Your assignment
Take down each entry exactly as written.

# # # # #

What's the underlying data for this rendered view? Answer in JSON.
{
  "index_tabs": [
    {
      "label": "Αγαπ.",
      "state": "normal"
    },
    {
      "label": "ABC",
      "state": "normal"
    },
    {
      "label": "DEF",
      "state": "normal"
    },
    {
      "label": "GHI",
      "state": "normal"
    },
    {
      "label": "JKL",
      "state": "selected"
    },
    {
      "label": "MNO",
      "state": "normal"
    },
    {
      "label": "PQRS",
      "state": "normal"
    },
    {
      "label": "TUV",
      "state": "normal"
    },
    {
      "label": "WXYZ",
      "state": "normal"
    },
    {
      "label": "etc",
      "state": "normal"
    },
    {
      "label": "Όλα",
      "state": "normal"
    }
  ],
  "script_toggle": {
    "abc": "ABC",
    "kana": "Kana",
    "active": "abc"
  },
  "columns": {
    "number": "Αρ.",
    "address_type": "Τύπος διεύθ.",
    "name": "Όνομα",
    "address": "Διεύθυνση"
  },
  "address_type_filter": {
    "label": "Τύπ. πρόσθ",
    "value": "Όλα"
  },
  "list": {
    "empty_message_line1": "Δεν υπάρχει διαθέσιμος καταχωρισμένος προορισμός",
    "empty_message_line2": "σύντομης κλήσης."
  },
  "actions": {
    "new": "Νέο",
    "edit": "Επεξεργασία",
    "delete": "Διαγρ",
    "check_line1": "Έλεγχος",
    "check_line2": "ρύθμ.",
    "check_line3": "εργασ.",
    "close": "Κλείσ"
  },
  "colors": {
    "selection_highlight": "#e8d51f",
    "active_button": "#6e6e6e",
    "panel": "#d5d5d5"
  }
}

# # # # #

Solution to this exercise
What's the underlying data for this rendered view? Answer in JSON.
{
  "index_tabs": [
    {
      "label": "Αγαπ.",
      "state": "normal"
    },
    {
      "label": "ABC",
      "state": "normal"
    },
    {
      "label": "DEF",
      "state": "normal"
    },
    {
      "label": "GHI",
      "state": "normal"
    },
    {
      "label": "JKL",
      "state": "selected"
    },
    {
      "label": "MNO",
      "state": "normal"
    },
    {
      "label": "PQRS",
      "state": "normal"
    },
    {
      "label": "TUV",
      "state": "normal"
    },
    {
      "label": "WXYZ",
      "state": "normal"
    },
    {
      "label": "etc",
      "state": "normal"
    },
    {
      "label": "Όλα",
      "state": "normal"
    }
  ],
  "script_toggle": {
    "abc": "ABC",
    "kana": "Kana",
    "active": "abc"
  },
  "columns": {
    "number": "Αρ.",
    "address_type": "Τύπος διεύθ.",
    "name": "Όνομα",
    "address": "Διεύθυνση"
  },
  "address_type_filter": {
    "label": "Τύπ. πρόσθ",
    "value": "Όλα"
  },
  "list": {
    "empty_message_line1": "Δεν υπάρχει διαθέσιμος καταχωρισμένος προορισμός",
    "empty_message_line2": "σύντομης κλήσης."
  },
  "actions": {
    "new": "Νέο",
    "edit": "Επεξεργασία",
    "delete": "Διαγρ",
    "check_line1": "Έλεγχος",
    "check_line2": "ρύθμ.",
    "check_line3": "εργασ.",
    "close": "Κλείσ"
  },
  "colors": {
    "selection_highlight": "#e8d51f",
    "active_button": "#6e6e6e",
    "panel": "#d5d5d5"
  }
}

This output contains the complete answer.